The move to raise tuition fees to £9,000 a year was both correct and necessary. But the ultimate goal for the UK's universities ought to be even more radical: complete independence from the state.
The vast majority of research into this area indicates that Europe's overwhelming reliance on state support leads to inferior universities, while the English-speaking world's preference for fees, bursaries and private support leads to superior ones.
Before 1950, three-quarters of Nobel prizes went to Europe, whereas in the past decade the figure stood at below 20 per cent. Even more damning is the shaming statistic that all but one of the European universities in the top 30 of the Times Higher Education World University Rankings are British - all of which rely on at least some form of private funding.
From an economic perspective, it is clear that the old system of state monopoly has failed. Unless we decide to send fewer people to university, the idea of having every student subsidised by the state is no longer sustainable.
Quite understandably, politicians are not inclined to challenge the notion that more people ought to go to university. Consequently, our leading higher education institutions, if they wish to compete with their Ivy League counterparts in the US, have little choice but to rely on private funding in the long run.
Take the University of Oxford as an example. The institution has an operating deficit of £20 million, and an accumulated deficit on teaching and research of £95 million, due to the fact that it costs £18,600 a year to teach an Oxford undergraduate, for which the government allows it half. Oxford is losing £30 million a year on teaching alone. It is fanciful to expect any government to plug that gap.
It is also important to point out that higher education is primarily a private investment, rather than a public one. Given that it is also a privilege rather than a right, it follows that it should be incumbent on the individual and not the state to pay for it.
Opponents of higher fees argue that the net result will be a two-tier university system: leading institutions will be able to charge more and will become the sole preserve of the well-heeled classes, as pupils from poorer backgrounds are put off from applying. However, the evidence suggests otherwise.
When New Zealand adopted fees in 1992, it led to more students enrolling from a broader range of social backgrounds. The American experience confirms that high fees, if allied to generous loans and bursaries, do not necessarily have a negative impact on the social composition of universities.

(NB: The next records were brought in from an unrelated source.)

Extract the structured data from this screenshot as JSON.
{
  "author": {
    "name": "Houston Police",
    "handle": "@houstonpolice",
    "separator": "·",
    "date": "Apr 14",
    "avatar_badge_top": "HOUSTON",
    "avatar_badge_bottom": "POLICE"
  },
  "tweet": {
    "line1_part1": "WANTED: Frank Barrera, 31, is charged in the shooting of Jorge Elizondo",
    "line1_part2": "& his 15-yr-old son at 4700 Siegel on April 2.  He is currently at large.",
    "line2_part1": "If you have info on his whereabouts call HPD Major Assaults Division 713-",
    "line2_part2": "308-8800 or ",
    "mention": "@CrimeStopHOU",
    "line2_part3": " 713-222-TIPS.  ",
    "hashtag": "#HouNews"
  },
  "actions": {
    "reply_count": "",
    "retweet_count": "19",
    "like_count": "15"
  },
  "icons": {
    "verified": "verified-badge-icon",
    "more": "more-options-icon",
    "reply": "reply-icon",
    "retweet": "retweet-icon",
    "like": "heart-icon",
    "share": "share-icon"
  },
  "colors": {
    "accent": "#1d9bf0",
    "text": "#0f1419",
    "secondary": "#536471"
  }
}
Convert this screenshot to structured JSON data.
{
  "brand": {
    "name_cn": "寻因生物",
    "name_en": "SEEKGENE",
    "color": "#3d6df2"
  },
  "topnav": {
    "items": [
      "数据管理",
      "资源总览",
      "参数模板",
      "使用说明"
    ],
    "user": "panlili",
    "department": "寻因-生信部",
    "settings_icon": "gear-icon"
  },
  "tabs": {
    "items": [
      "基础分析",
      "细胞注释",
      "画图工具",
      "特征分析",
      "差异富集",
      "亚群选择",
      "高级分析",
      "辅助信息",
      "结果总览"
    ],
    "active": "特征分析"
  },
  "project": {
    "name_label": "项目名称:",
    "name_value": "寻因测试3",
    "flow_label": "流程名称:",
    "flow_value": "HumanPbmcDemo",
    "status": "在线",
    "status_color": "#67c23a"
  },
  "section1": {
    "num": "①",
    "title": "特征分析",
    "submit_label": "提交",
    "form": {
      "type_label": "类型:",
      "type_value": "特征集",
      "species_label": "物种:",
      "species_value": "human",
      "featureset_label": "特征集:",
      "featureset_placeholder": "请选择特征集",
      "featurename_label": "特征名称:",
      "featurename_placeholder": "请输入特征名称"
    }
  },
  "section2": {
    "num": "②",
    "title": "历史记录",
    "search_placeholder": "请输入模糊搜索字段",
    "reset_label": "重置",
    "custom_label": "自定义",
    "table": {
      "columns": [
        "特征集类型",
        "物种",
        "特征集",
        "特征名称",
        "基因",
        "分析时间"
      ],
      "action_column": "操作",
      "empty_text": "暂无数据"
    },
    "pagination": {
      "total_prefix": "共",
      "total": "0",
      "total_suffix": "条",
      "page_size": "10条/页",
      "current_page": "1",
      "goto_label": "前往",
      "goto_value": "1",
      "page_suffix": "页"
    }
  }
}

Despite average fees of $25,000 (£15,370) a year for private institutions and $6,600 for state ones, more Americans than ever continue to apply to college, thanks to large scholarships and bursaries.
For example, California's Stanford University, an elite institution, no longer charges fees at all if a student's family earns less than £70,000 a year. There is no reason to believe that we could not establish a similar system in the UK.
Although it is undeniably true that some poorer students will be put off by the prospect of paying such high fees, the solution to this problem is straightforward: the state should withdraw completely from higher education and the budget earmarked for this area should be used exclusively for the provision and allocation of scholarships and bursaries to academically able students from poorer backgrounds. Under such a system, higher fees would not act as a barrier to greater social mobility.
The good news is that our universities are already, to all intents and purposes, independent institutions. They have autonomous charters and independent governors, and could declare themselves officially independent tomorrow.
Such a move would have a transformative impact on higher education. At a stroke, the UK's universities would be in a better position to compete on the international stage, underpinned by a more equitable and viable funding model. Moreover, a system based on generous scholarships and bursaries would lead to greater social mobility.